▸ Task requirements: Could you reproduce every entry that follows, exactly as shown?

▸ Data for analysis:
____

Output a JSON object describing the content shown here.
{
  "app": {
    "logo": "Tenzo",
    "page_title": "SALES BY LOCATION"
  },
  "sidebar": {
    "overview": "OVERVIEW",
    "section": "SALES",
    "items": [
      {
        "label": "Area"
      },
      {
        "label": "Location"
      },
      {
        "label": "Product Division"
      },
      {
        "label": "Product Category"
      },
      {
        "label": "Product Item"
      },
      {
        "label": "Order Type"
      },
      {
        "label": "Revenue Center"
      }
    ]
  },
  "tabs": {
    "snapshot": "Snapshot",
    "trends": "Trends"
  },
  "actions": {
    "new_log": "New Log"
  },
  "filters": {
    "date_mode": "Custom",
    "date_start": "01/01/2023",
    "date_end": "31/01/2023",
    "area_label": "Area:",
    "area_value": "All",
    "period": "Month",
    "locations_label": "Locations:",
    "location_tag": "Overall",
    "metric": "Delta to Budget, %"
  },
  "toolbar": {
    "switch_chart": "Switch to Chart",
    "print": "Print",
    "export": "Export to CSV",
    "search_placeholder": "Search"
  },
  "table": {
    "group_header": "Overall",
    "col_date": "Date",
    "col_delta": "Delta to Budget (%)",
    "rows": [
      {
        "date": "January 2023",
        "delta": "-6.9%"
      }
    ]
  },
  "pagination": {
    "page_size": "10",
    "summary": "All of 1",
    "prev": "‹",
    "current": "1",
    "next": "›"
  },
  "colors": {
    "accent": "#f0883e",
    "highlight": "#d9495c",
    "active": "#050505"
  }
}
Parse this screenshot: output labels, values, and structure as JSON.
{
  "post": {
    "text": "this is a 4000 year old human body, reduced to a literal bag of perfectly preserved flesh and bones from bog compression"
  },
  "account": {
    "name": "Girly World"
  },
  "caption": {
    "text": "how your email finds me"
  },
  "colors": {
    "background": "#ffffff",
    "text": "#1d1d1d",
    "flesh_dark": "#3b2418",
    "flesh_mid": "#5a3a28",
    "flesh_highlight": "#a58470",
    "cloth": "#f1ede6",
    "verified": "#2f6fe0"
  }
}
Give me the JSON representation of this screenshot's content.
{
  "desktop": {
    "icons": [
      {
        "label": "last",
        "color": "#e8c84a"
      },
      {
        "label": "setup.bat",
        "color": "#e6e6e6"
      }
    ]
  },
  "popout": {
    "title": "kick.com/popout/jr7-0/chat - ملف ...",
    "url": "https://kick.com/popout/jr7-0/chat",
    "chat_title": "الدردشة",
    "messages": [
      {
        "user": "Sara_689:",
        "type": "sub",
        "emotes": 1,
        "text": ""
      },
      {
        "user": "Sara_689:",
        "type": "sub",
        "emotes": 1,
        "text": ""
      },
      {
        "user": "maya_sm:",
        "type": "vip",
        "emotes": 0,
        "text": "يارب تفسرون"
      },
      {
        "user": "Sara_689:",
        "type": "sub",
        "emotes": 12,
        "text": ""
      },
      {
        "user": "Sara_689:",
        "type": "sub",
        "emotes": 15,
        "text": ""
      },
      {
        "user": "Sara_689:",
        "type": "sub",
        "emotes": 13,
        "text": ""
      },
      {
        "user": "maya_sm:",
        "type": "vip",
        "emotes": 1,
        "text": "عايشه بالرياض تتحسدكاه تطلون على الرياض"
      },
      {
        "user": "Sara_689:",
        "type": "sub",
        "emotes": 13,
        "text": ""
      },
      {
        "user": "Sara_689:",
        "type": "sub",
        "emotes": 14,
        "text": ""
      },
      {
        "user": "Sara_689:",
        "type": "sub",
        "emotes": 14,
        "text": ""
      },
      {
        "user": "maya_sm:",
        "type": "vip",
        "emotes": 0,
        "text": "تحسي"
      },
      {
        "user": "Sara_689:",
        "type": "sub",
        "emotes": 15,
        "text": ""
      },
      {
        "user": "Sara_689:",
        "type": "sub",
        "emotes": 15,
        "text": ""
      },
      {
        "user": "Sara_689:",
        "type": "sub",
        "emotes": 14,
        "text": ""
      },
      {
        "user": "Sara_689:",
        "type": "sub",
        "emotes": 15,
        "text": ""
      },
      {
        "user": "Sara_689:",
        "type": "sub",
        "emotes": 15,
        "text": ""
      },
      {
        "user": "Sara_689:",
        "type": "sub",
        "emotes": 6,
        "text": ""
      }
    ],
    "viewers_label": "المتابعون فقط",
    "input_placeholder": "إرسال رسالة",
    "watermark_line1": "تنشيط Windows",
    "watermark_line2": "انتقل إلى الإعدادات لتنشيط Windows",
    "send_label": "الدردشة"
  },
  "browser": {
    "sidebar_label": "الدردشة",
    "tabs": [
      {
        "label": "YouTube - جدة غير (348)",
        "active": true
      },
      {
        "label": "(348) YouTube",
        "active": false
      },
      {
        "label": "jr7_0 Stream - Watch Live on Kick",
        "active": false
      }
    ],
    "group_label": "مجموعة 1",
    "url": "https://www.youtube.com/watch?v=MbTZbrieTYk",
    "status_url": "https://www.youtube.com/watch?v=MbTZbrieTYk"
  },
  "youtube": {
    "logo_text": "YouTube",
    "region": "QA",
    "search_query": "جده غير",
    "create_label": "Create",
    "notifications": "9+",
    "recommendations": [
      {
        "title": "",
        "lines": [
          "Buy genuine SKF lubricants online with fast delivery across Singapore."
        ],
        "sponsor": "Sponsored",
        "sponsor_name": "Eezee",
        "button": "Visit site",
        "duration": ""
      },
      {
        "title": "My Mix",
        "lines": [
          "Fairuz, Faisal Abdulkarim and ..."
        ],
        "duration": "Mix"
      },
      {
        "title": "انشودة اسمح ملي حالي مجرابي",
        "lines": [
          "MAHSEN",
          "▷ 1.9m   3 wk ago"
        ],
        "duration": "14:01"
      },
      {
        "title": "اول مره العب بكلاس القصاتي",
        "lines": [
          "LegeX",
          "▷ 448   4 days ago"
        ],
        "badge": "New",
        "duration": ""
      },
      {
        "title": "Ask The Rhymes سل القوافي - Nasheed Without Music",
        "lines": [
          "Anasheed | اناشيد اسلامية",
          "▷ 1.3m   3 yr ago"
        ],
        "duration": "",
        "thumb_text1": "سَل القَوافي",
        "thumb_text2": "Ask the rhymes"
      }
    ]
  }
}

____

▸ Answer to the exercise:
Output a JSON object describing the content shown here.
{
  "app": {
    "logo": "Tenzo",
    "page_title": "SALES BY LOCATION"
  },
  "sidebar": {
    "overview": "OVERVIEW",
    "section": "SALES",
    "items": [
      {
        "label": "Area"
      },
      {
        "label": "Location"
      },
      {
        "label": "Product Division"
      },
      {
        "label": "Product Category"
      },
      {
        "label": "Product Item"
      },
      {
        "label": "Order Type"
      },
      {
        "label": "Revenue Center"
      }
    ]
  },
  "tabs": {
    "snapshot": "Snapshot",
    "trends": "Trends"
  },
  "actions": {
    "new_log": "New Log"
  },
  "filters": {
    "date_mode": "Custom",
    "date_start": "01/01/2023",
    "date_end": "31/01/2023",
    "area_label": "Area:",
    "area_value": "All",
    "period": "Month",
    "locations_label": "Locations:",
    "location_tag": "Overall",
    "metric": "Delta to Budget, %"
  },
  "toolbar": {
    "switch_chart": "Switch to Chart",
    "print": "Print",
    "export": "Export to CSV",
    "search_placeholder": "Search"
  },
  "table": {
    "group_header": "Overall",
    "col_date": "Date",
    "col_delta": "Delta to Budget (%)",
    "rows": [
      {
        "date": "January 2023",
        "delta": "-6.9%"
      }
    ]
  },
  "pagination": {
    "page_size": "10",
    "summary": "All of 1",
    "prev": "‹",
    "current": "1",
    "next": "›"
  },
  "colors": {
    "accent": "#f0883e",
    "highlight": "#d9495c",
    "active": "#050505"
  }
}
Parse this screenshot: output labels, values, and structure as JSON.
{
  "post": {
    "text": "this is a 4000 year old human body, reduced to a literal bag of perfectly preserved flesh and bones from bog compression"
  },
  "account": {
    "name": "Girly World"
  },
  "caption": {
    "text": "how your email finds me"
  },
  "colors": {
    "background": "#ffffff",
    "text": "#1d1d1d",
    "flesh_dark": "#3b2418",
    "flesh_mid": "#5a3a28",
    "flesh_highlight": "#a58470",
    "cloth": "#f1ede6",
    "verified": "#2f6fe0"
  }
}
Give me the JSON representation of this screenshot's content.
{
  "desktop": {
    "icons": [
      {
        "label": "last",
        "color": "#e8c84a"
      },
      {
        "label": "setup.bat",
        "color": "#e6e6e6"
      }
    ]
  },
  "popout": {
    "title": "kick.com/popout/jr7-0/chat - ملف ...",
    "url": "https://kick.com/popout/jr7-0/chat",
    "chat_title": "الدردشة",
    "messages": [
      {
        "user": "Sara_689:",
        "type": "sub",
        "emotes": 1,
        "text": ""
      },
      {
        "user": "Sara_689:",
        "type": "sub",
        "emotes": 1,
        "text": ""
      },
      {
        "user": "maya_sm:",
        "type": "vip",
        "emotes": 0,
        "text": "يارب تفسرون"
      },
      {
        "user": "Sara_689:",
        "type": "sub",
        "emotes": 12,
        "text": ""
      },
      {
        "user": "Sara_689:",
        "type": "sub",
        "emotes": 15,
        "text": ""
      },
      {
        "user": "Sara_689:",
        "type": "sub",
        "emotes": 13,
        "text": ""
      },
      {
        "user": "maya_sm:",
        "type": "vip",
        "emotes": 1,
        "text": "عايشه بالرياض تتحسدكاه تطلون على الرياض"
      },
      {
        "user": "Sara_689:",
        "type": "sub",
        "emotes": 13,
        "text": ""
      },
      {
        "user": "Sara_689:",
        "type": "sub",
        "emotes": 14,
        "text": ""
      },
      {
        "user": "Sara_689:",
        "type": "sub",
        "emotes": 14,
        "text": ""
      },
      {
        "user": "maya_sm:",
        "type": "vip",
        "emotes": 0,
        "text": "تحسي"
      },
      {
        "user": "Sara_689:",
        "type": "sub",
        "emotes": 15,
        "text": ""
      },
      {
        "user": "Sara_689:",
        "type": "sub",
        "emotes": 15,
        "text": ""
      },
      {
        "user": "Sara_689:",
        "type": "sub",
        "emotes": 14,
        "text": ""
      },
      {
        "user": "Sara_689:",
        "type": "sub",
        "emotes": 15,
        "text": ""
      },
      {
        "user": "Sara_689:",
        "type": "sub",
        "emotes": 15,
        "text": ""
      },
      {
        "user": "Sara_689:",
        "type": "sub",
        "emotes": 6,
        "text": ""
      }
    ],
    "viewers_label": "المتابعون فقط",
    "input_placeholder": "إرسال رسالة",
    "watermark_line1": "تنشيط Windows",
    "watermark_line2": "انتقل إلى الإعدادات لتنشيط Windows",
    "send_label": "الدردشة"
  },
  "browser": {
    "sidebar_label": "الدردشة",
    "tabs": [
      {
        "label": "YouTube - جدة غير (348)",
        "active": true
      },
      {
        "label": "(348) YouTube",
        "active": false
      },
      {
        "label": "jr7_0 Stream - Watch Live on Kick",
        "active": false
      }
    ],
    "group_label": "مجموعة 1",
    "url": "https://www.youtube.com/watch?v=MbTZbrieTYk",
    "status_url": "https://www.youtube.com/watch?v=MbTZbrieTYk"
  },
  "youtube": {
    "logo_text": "YouTube",
    "region": "QA",
    "search_query": "جده غير",
    "create_label": "Create",
    "notifications": "9+",
    "recommendations": [
      {
        "title": "",
        "lines": [
          "Buy genuine SKF lubricants online with fast delivery across Singapore."
        ],
        "sponsor": "Sponsored",
        "sponsor_name": "Eezee",
        "button": "Visit site",
        "duration": ""
      },
      {
        "title": "My Mix",
        "lines": [
          "Fairuz, Faisal Abdulkarim and ..."
        ],
        "duration": "Mix"
      },
      {
        "title": "انشودة اسمح ملي حالي مجرابي",
        "lines": [
          "MAHSEN",
          "▷ 1.9m   3 wk ago"
        ],
        "duration": "14:01"
      },
      {
        "title": "اول مره العب بكلاس القصاتي",
        "lines": [
          "LegeX",
          "▷ 448   4 days ago"
        ],
        "badge": "New",
        "duration": ""
      },
      {
        "title": "Ask The Rhymes سل القوافي - Nasheed Without Music",
        "lines": [
          "Anasheed | اناشيد اسلامية",
          "▷ 1.3m   3 yr ago"
        ],
        "duration": "",
        "thumb_text1": "سَل القَوافي",
        "thumb_text2": "Ask the rhymes"
      }
    ]
  }
}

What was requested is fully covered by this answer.